PTSD May Raise Physical Woes in Women
Traumatic disorder linked to more physical illness than depression alone
MONDAY, June 28, 2004 (HealthDayNews) -- For many women with posttraumatic stress disorder (PTSD), declines in mental and physical health too often go hand-in-hand, researchers report.
"Posttraumatic stress disorder is associated with a greater burden of medical illness than is seen in depression alone," write the authors of a study in the June 28 issue of the Archives of Internal Medicine.
First associated with returning Vietnam veterans, PTSD can affect survivors of traumatic events such as natural disasters, violent crimes or serious accidents. Symptoms include intrusive flashbacks to the trauma, nightmares, insomnia, emotional withdrawal and depression.

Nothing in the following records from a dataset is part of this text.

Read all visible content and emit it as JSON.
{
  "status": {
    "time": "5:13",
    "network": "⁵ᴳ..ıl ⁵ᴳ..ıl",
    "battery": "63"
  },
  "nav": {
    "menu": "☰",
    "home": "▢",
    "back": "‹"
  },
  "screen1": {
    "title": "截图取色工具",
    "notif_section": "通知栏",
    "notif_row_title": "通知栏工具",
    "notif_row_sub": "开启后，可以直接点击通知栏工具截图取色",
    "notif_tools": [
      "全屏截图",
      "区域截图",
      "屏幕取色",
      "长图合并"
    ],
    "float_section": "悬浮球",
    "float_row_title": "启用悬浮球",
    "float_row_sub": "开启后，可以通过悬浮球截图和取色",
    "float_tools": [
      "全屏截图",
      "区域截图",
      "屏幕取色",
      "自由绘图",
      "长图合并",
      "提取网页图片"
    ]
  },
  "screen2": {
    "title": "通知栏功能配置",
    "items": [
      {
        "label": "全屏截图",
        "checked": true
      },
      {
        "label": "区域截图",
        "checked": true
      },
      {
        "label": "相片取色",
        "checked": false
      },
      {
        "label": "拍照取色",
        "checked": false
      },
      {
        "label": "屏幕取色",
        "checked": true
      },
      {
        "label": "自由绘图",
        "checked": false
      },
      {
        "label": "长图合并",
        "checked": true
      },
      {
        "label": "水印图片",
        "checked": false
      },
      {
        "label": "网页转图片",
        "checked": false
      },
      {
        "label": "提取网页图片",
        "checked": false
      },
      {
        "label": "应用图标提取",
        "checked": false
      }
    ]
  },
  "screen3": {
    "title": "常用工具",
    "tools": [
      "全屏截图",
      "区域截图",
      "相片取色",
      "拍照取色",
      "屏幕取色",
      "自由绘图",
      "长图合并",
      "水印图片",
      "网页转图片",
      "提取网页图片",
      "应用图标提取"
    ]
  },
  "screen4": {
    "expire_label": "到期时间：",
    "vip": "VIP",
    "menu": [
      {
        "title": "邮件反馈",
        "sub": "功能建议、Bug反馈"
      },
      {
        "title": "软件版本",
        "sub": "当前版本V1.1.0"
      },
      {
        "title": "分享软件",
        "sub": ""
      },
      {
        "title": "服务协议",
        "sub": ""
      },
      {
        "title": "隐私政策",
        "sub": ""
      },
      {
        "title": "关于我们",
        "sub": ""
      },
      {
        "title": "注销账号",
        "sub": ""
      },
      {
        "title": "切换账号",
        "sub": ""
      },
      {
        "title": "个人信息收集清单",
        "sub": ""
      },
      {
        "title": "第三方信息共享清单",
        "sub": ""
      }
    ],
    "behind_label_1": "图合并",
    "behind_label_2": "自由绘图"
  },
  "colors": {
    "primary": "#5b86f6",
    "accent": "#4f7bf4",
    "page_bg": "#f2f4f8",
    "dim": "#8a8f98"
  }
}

In a study involving 30,000 women, researchers at Veterans Affairs Palo Alto Health System in California compared the number of medical symptoms and overall health status of women with PTSD, women diagnosed with depression alone, and women without depression or PTSD.
They found women with PTSD reported poorer health and more physical illnesses than women who have only depression.
In fact, across all age groups, women with PTSD had more medical conditions and worse physical health status -- things such as low daily energy, chronic pain and poor physical functioning -- than women with depression alone or women with neither PTSD or depression.
PTSD may turn out to be "an important component" of the excess rate of illness and death seen in depressed women, the study authors conclude.
The California team also found that, among women younger than 45, 17 percent had a reported history of PTSD, while 25 percent had a reported history of depression. Those rates were roughly similar for middle-aged women between 45 and 64, and fell to 4 percent and 20 percent, respectively, for women aged 65 or older.
The American Psychiatric Association has more about posttraumatic stress disorder.